More Hike From the Sarasota Trailhead

Sunday we hiked a loop counter clock-wise that we had done in March of this year.  In March we did it clock-wise.  It had been awhile, but we knew there was a turn off somewhere to make a loop.  It was also 90 degrees.  We walked, and walked and did not see a turn off.  Then we saw what we thought was our trail heading out into the hinterlands.  We flagged down a mountain biker and asked him if we were close to the turn off. 

We must have looked really old to this guy.  He told us that the trail would be steep and arduous and that the best thing for us would be to turn around and go back the way we came.  We were probably within five to 10 feet of the turn off, we just could not see it from where we were standing.  We were hot, I was concerned that we didn’t have enough water, so we turned around and retraced our steps.  We should have ignored the guy on the bike. 

So, I am going to document this hike some more, and maybe do a better job than last time, so we can remember it next year.

One leaves the trail head at the end of Sarasota and walks up the trail. Go past the map on the kiosk, that is the trail you want.  The trail will split and you will go left.  At this point there is nothing to do except follow the trail.  Eventually this rock formation will come into view.


The trail continues on and goes down into a wash, and then comes back up.


When you come up out of the wash, you’ll see what looks like a four way intersection.  There is actually a well defined section that has been ridden by many mountain bikes.  You don’t want that.  Make a sharp right and continue on keeping the wash, and that rock formation, on your right.  It doesn’t look like a trail, it looks like a drainage ditch, but that is where you want to be.


The trail will eventually go back into the wash and then head left.  Here you can see the trail about to drop into the wash, over on the right is where you just came from.


After the wash, there is nothing to do except stay on the trail.  It climbs up, and you can see this.  The notch between those two hills is where you’re heading.


This is what confused us Sunday.  This is the Yetman trail, we could see it from where we were standing, and we knew we did not want to go in that direction.


This is the turnoff to complete the loop.  The hill that one climbs is not arduous, it’s just a little steep.  If we had continued on, instead of turning around we would have seen this turn and would be been fine.


Eventually the trail will come to this wide space at the base of the Cat Mountain trail.  Hang a right into the gravel filled wash, take the first right out, and continue back to the original split in the trail.


So, there are now more instructions for this hike, half of which is not on the trail map at the trail head.

What is this?  It’s not poop.  When I poke at it with a pole, it’s soft and looses its shape easily.

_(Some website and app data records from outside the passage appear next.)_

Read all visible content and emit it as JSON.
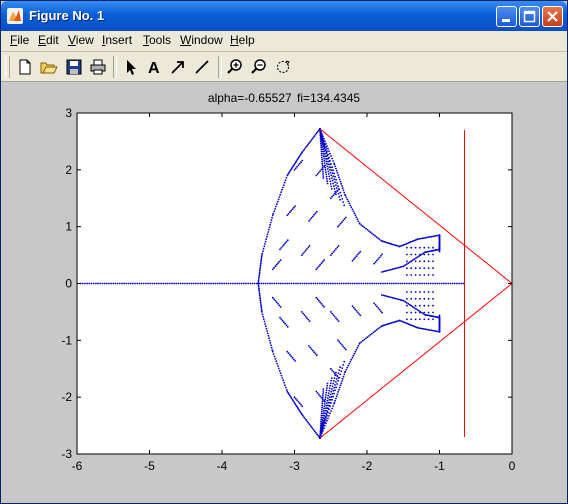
{
  "window": {
    "title": "Figure No. 1",
    "icon": "matlab-icon",
    "buttons": [
      "minimize-icon",
      "maximize-icon",
      "close-icon"
    ]
  },
  "menu": {
    "items": [
      {
        "label": "File",
        "key": "F",
        "rest": "ile"
      },
      {
        "label": "Edit",
        "key": "E",
        "rest": "dit"
      },
      {
        "label": "View",
        "key": "V",
        "rest": "iew"
      },
      {
        "label": "Insert",
        "key": "I",
        "rest": "nsert"
      },
      {
        "label": "Tools",
        "key": "T",
        "rest": "ools"
      },
      {
        "label": "Window",
        "key": "W",
        "rest": "indow"
      },
      {
        "label": "Help",
        "key": "H",
        "rest": "elp"
      }
    ]
  },
  "toolbar": {
    "icons": [
      "new-file-icon",
      "open-folder-icon",
      "save-icon",
      "print-icon",
      "select-arrow-icon",
      "insert-text-icon",
      "insert-arrow-icon",
      "insert-line-icon",
      "zoom-in-icon",
      "zoom-out-icon",
      "rotate-icon"
    ]
  },
  "colors": {
    "plot_background": "#ffffff",
    "figure_background": "#c8c8c8",
    "points": "#0000cc",
    "lines": "#ff0000"
  },
  "chart_data": {
    "type": "scatter",
    "title": "alpha=-0.65527     fi=134.4345",
    "xlim": [
      -6,
      0
    ],
    "ylim": [
      -3,
      3
    ],
    "xticks": [
      "-6",
      "-5",
      "-4",
      "-3",
      "-2",
      "-1",
      "0"
    ],
    "yticks": [
      "3",
      "2",
      "1",
      "0",
      "-1",
      "-2",
      "-3"
    ],
    "grid": false,
    "series": [
      {
        "kind": "points",
        "color": "#0000cc",
        "description_shape": "eigenvalue cloud",
        "points_axis": {
          "x_from": -5.95,
          "x_to": -0.65,
          "y": 0
        },
        "outer_arc": [
          [
            -2.65,
            2.72
          ],
          [
            -2.9,
            2.3
          ],
          [
            -3.1,
            1.9
          ],
          [
            -3.3,
            1.2
          ],
          [
            -3.45,
            0.5
          ],
          [
            -3.5,
            0.0
          ],
          [
            -3.45,
            -0.5
          ],
          [
            -3.3,
            -1.2
          ],
          [
            -3.1,
            -1.9
          ],
          [
            -2.9,
            -2.3
          ],
          [
            -2.65,
            -2.72
          ]
        ],
        "inner_right_edge": [
          [
            -2.65,
            2.72
          ],
          [
            -2.45,
            2.1
          ],
          [
            -2.3,
            1.55
          ],
          [
            -2.1,
            1.05
          ],
          [
            -1.8,
            0.75
          ],
          [
            -1.55,
            0.65
          ],
          [
            -1.3,
            0.78
          ],
          [
            -1.0,
            0.85
          ],
          [
            -1.0,
            0.6
          ],
          [
            -1.2,
            0.55
          ],
          [
            -1.5,
            0.3
          ],
          [
            -1.8,
            0.2
          ]
        ],
        "wing_tip_upper": [
          -1.0,
          0.85
        ],
        "wing_tip_lower": [
          -1.0,
          -0.85
        ],
        "top_vertex": [
          -2.65,
          2.72
        ],
        "bottom_vertex": [
          -2.65,
          -2.72
        ]
      },
      {
        "kind": "lines",
        "color": "#ff0000",
        "segments": [
          [
            [
              -2.65,
              2.72
            ],
            [
              0.0,
              0.0
            ]
          ],
          [
            [
              0.0,
              0.0
            ],
            [
              -2.65,
              -2.72
            ]
          ],
          [
            [
              -0.655,
              2.7
            ],
            [
              -0.655,
              -2.7
            ]
          ]
        ]
      }
    ]
  }
}
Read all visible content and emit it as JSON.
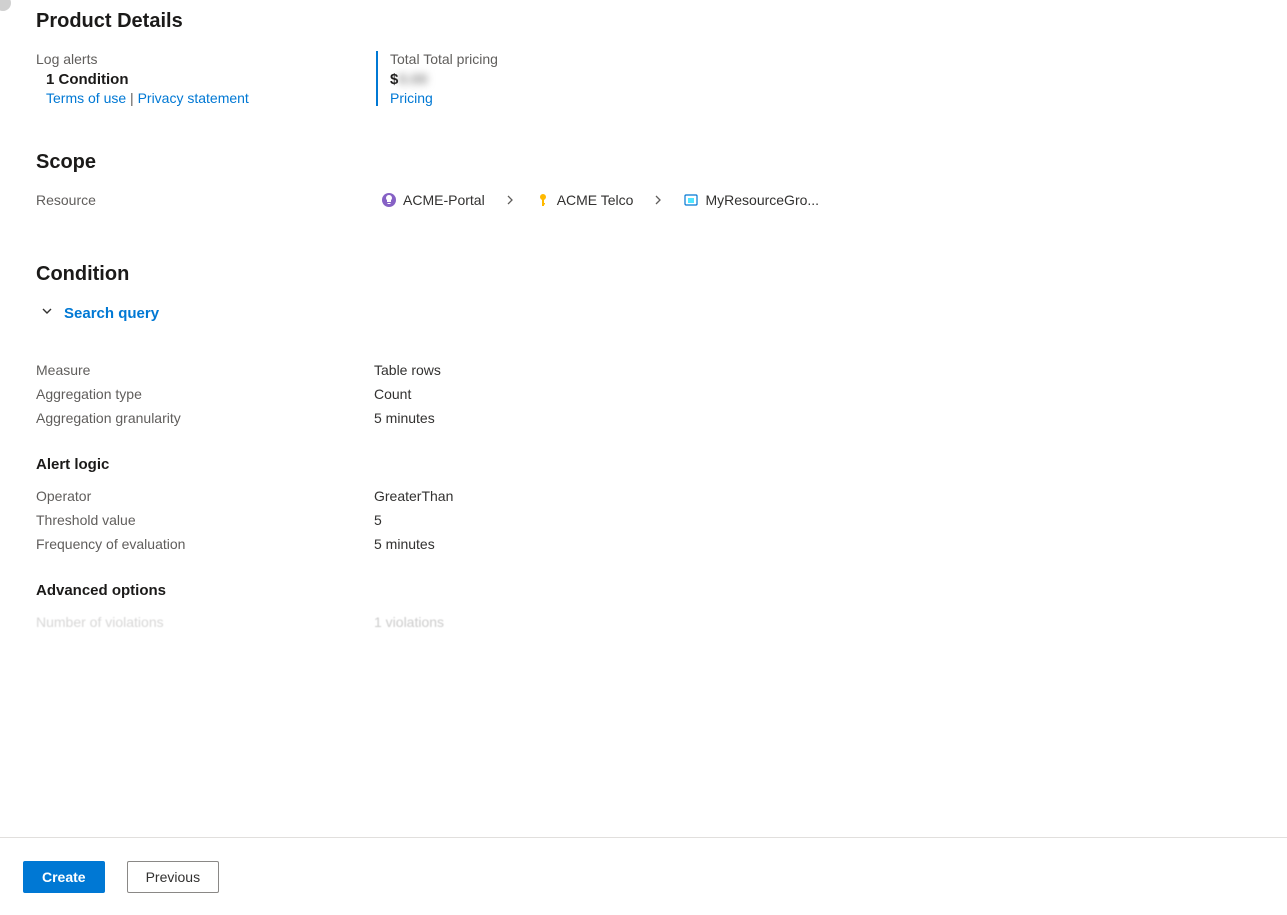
{
  "productDetails": {
    "title": "Product Details",
    "logAlerts": {
      "label": "Log alerts",
      "conditionCount": "1 Condition",
      "termsLink": "Terms of use",
      "separator": " | ",
      "privacyLink": "Privacy statement"
    },
    "pricing": {
      "label": "Total Total pricing",
      "priceSymbol": "$",
      "priceBlurred": "0.00",
      "pricingLink": "Pricing"
    }
  },
  "scope": {
    "title": "Scope",
    "label": "Resource",
    "crumbs": [
      "ACME-Portal",
      "ACME Telco",
      "MyResourceGro..."
    ]
  },
  "condition": {
    "title": "Condition",
    "searchQuery": "Search query",
    "measure": {
      "label": "Measure",
      "value": "Table rows"
    },
    "aggType": {
      "label": "Aggregation type",
      "value": "Count"
    },
    "aggGran": {
      "label": "Aggregation granularity",
      "value": "5 minutes"
    },
    "alertLogicTitle": "Alert logic",
    "operator": {
      "label": "Operator",
      "value": "GreaterThan"
    },
    "threshold": {
      "label": "Threshold value",
      "value": "5"
    },
    "frequency": {
      "label": "Frequency of evaluation",
      "value": "5 minutes"
    },
    "advancedTitle": "Advanced options",
    "violations": {
      "label": "Number of violations",
      "value": "1 violations"
    }
  },
  "footer": {
    "create": "Create",
    "previous": "Previous"
  }
}
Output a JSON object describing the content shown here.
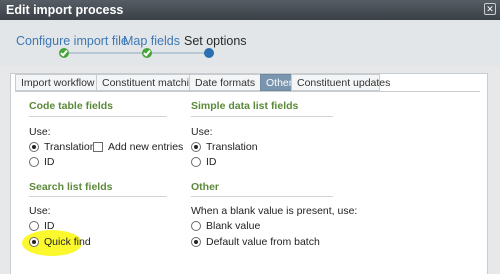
{
  "window": {
    "title": "Edit import process",
    "close_icon": "close-icon"
  },
  "steps": [
    {
      "label": "Configure import file",
      "state": "done"
    },
    {
      "label": "Map fields",
      "state": "done"
    },
    {
      "label": "Set options",
      "state": "current"
    }
  ],
  "tabs": [
    {
      "label": "Import workflow",
      "active": false
    },
    {
      "label": "Constituent matching",
      "active": false
    },
    {
      "label": "Date formats",
      "active": false
    },
    {
      "label": "Other",
      "active": true
    },
    {
      "label": "Constituent updates",
      "active": false
    }
  ],
  "code_table": {
    "title": "Code table fields",
    "use_label": "Use:",
    "translation": "Translation",
    "add_new": "Add new entries",
    "id": "ID",
    "selected": "Translation"
  },
  "simple_list": {
    "title": "Simple data list fields",
    "use_label": "Use:",
    "translation": "Translation",
    "id": "ID",
    "selected": "Translation"
  },
  "search_list": {
    "title": "Search list fields",
    "use_label": "Use:",
    "id": "ID",
    "quick_find": "Quick find",
    "selected": "Quick find"
  },
  "other": {
    "title": "Other",
    "blank_label": "When a blank value is present, use:",
    "blank_value": "Blank value",
    "default_value": "Default value from batch",
    "selected": "Default value from batch"
  },
  "colors": {
    "title_bar": "#3a4046",
    "section_title": "#5b8a3a",
    "step_link": "#3d78b4",
    "step_done": "#45a43a",
    "step_current": "#2a6fb0",
    "active_tab": "#7a95ae",
    "highlight": "#fbf82e"
  }
}
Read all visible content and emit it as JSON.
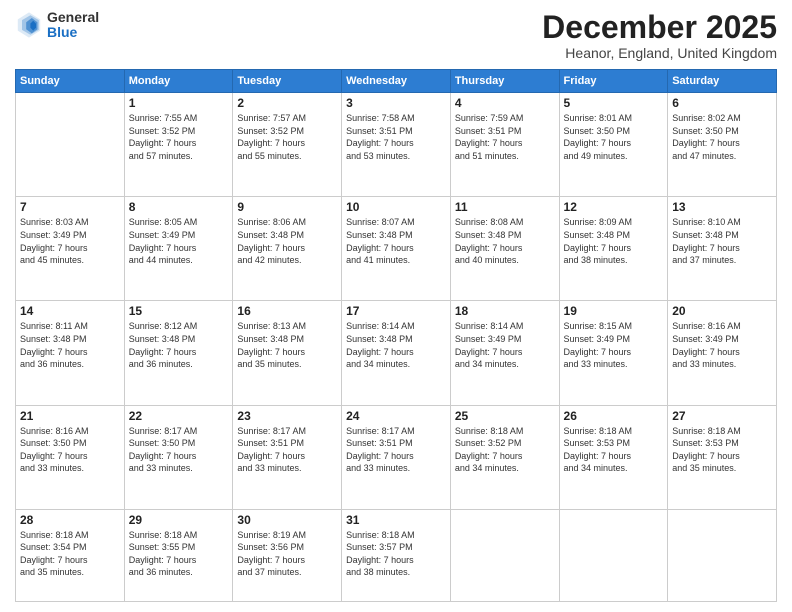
{
  "header": {
    "logo": {
      "general": "General",
      "blue": "Blue"
    },
    "title": "December 2025",
    "location": "Heanor, England, United Kingdom"
  },
  "calendar": {
    "days": [
      "Sunday",
      "Monday",
      "Tuesday",
      "Wednesday",
      "Thursday",
      "Friday",
      "Saturday"
    ],
    "weeks": [
      [
        {
          "day": "",
          "info": ""
        },
        {
          "day": "1",
          "info": "Sunrise: 7:55 AM\nSunset: 3:52 PM\nDaylight: 7 hours\nand 57 minutes."
        },
        {
          "day": "2",
          "info": "Sunrise: 7:57 AM\nSunset: 3:52 PM\nDaylight: 7 hours\nand 55 minutes."
        },
        {
          "day": "3",
          "info": "Sunrise: 7:58 AM\nSunset: 3:51 PM\nDaylight: 7 hours\nand 53 minutes."
        },
        {
          "day": "4",
          "info": "Sunrise: 7:59 AM\nSunset: 3:51 PM\nDaylight: 7 hours\nand 51 minutes."
        },
        {
          "day": "5",
          "info": "Sunrise: 8:01 AM\nSunset: 3:50 PM\nDaylight: 7 hours\nand 49 minutes."
        },
        {
          "day": "6",
          "info": "Sunrise: 8:02 AM\nSunset: 3:50 PM\nDaylight: 7 hours\nand 47 minutes."
        }
      ],
      [
        {
          "day": "7",
          "info": "Sunrise: 8:03 AM\nSunset: 3:49 PM\nDaylight: 7 hours\nand 45 minutes."
        },
        {
          "day": "8",
          "info": "Sunrise: 8:05 AM\nSunset: 3:49 PM\nDaylight: 7 hours\nand 44 minutes."
        },
        {
          "day": "9",
          "info": "Sunrise: 8:06 AM\nSunset: 3:48 PM\nDaylight: 7 hours\nand 42 minutes."
        },
        {
          "day": "10",
          "info": "Sunrise: 8:07 AM\nSunset: 3:48 PM\nDaylight: 7 hours\nand 41 minutes."
        },
        {
          "day": "11",
          "info": "Sunrise: 8:08 AM\nSunset: 3:48 PM\nDaylight: 7 hours\nand 40 minutes."
        },
        {
          "day": "12",
          "info": "Sunrise: 8:09 AM\nSunset: 3:48 PM\nDaylight: 7 hours\nand 38 minutes."
        },
        {
          "day": "13",
          "info": "Sunrise: 8:10 AM\nSunset: 3:48 PM\nDaylight: 7 hours\nand 37 minutes."
        }
      ],
      [
        {
          "day": "14",
          "info": "Sunrise: 8:11 AM\nSunset: 3:48 PM\nDaylight: 7 hours\nand 36 minutes."
        },
        {
          "day": "15",
          "info": "Sunrise: 8:12 AM\nSunset: 3:48 PM\nDaylight: 7 hours\nand 36 minutes."
        },
        {
          "day": "16",
          "info": "Sunrise: 8:13 AM\nSunset: 3:48 PM\nDaylight: 7 hours\nand 35 minutes."
        },
        {
          "day": "17",
          "info": "Sunrise: 8:14 AM\nSunset: 3:48 PM\nDaylight: 7 hours\nand 34 minutes."
        },
        {
          "day": "18",
          "info": "Sunrise: 8:14 AM\nSunset: 3:49 PM\nDaylight: 7 hours\nand 34 minutes."
        },
        {
          "day": "19",
          "info": "Sunrise: 8:15 AM\nSunset: 3:49 PM\nDaylight: 7 hours\nand 33 minutes."
        },
        {
          "day": "20",
          "info": "Sunrise: 8:16 AM\nSunset: 3:49 PM\nDaylight: 7 hours\nand 33 minutes."
        }
      ],
      [
        {
          "day": "21",
          "info": "Sunrise: 8:16 AM\nSunset: 3:50 PM\nDaylight: 7 hours\nand 33 minutes."
        },
        {
          "day": "22",
          "info": "Sunrise: 8:17 AM\nSunset: 3:50 PM\nDaylight: 7 hours\nand 33 minutes."
        },
        {
          "day": "23",
          "info": "Sunrise: 8:17 AM\nSunset: 3:51 PM\nDaylight: 7 hours\nand 33 minutes."
        },
        {
          "day": "24",
          "info": "Sunrise: 8:17 AM\nSunset: 3:51 PM\nDaylight: 7 hours\nand 33 minutes."
        },
        {
          "day": "25",
          "info": "Sunrise: 8:18 AM\nSunset: 3:52 PM\nDaylight: 7 hours\nand 34 minutes."
        },
        {
          "day": "26",
          "info": "Sunrise: 8:18 AM\nSunset: 3:53 PM\nDaylight: 7 hours\nand 34 minutes."
        },
        {
          "day": "27",
          "info": "Sunrise: 8:18 AM\nSunset: 3:53 PM\nDaylight: 7 hours\nand 35 minutes."
        }
      ],
      [
        {
          "day": "28",
          "info": "Sunrise: 8:18 AM\nSunset: 3:54 PM\nDaylight: 7 hours\nand 35 minutes."
        },
        {
          "day": "29",
          "info": "Sunrise: 8:18 AM\nSunset: 3:55 PM\nDaylight: 7 hours\nand 36 minutes."
        },
        {
          "day": "30",
          "info": "Sunrise: 8:19 AM\nSunset: 3:56 PM\nDaylight: 7 hours\nand 37 minutes."
        },
        {
          "day": "31",
          "info": "Sunrise: 8:18 AM\nSunset: 3:57 PM\nDaylight: 7 hours\nand 38 minutes."
        },
        {
          "day": "",
          "info": ""
        },
        {
          "day": "",
          "info": ""
        },
        {
          "day": "",
          "info": ""
        }
      ]
    ]
  }
}
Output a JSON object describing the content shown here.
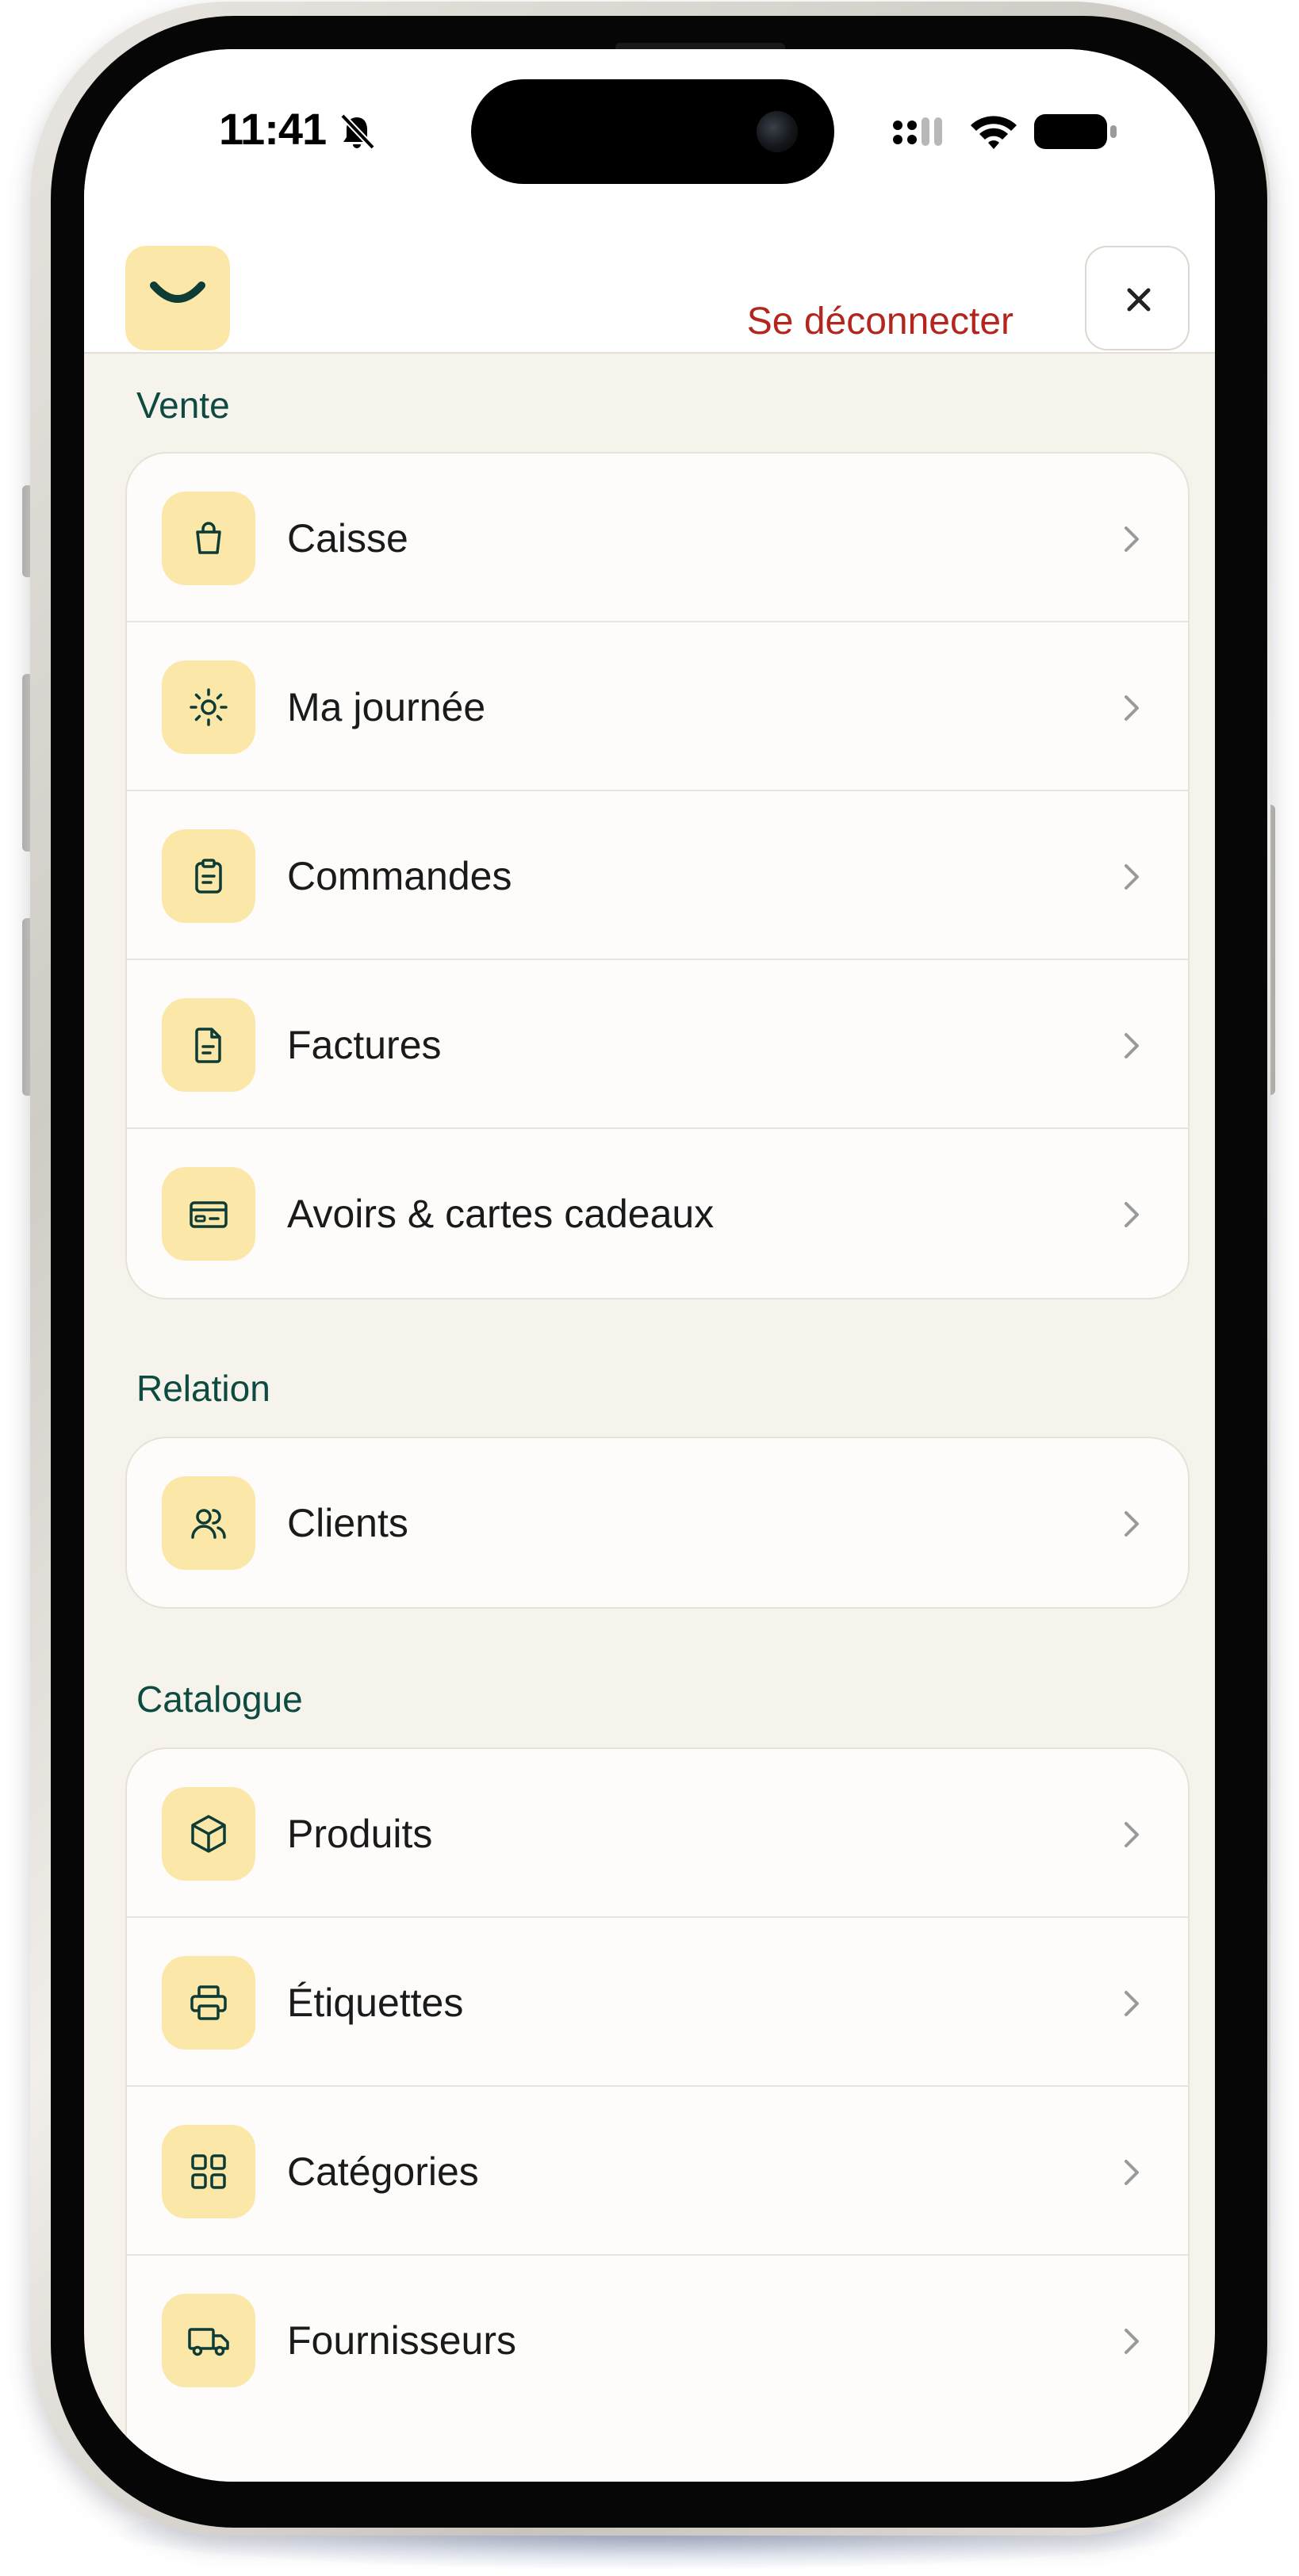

Poop generally has some structure to it.  There are no bones in it, so I don’t think it’s owl pellets.  Did you know you can buy owl pellets on Amazon?  They’re sterilized and sold as a teaching tool for kids to see what owls can make.  It appears to be compacted fur, but I’m at a loss as to which end of the animal it came out of.


It was a good hike.  The temperature finally dropped so we were much more comfortable and not worried about sun stroke.

1 comment:

  1. Ugh, I hate hiking in 90 degree heat! Glad you figured out where you went wrong!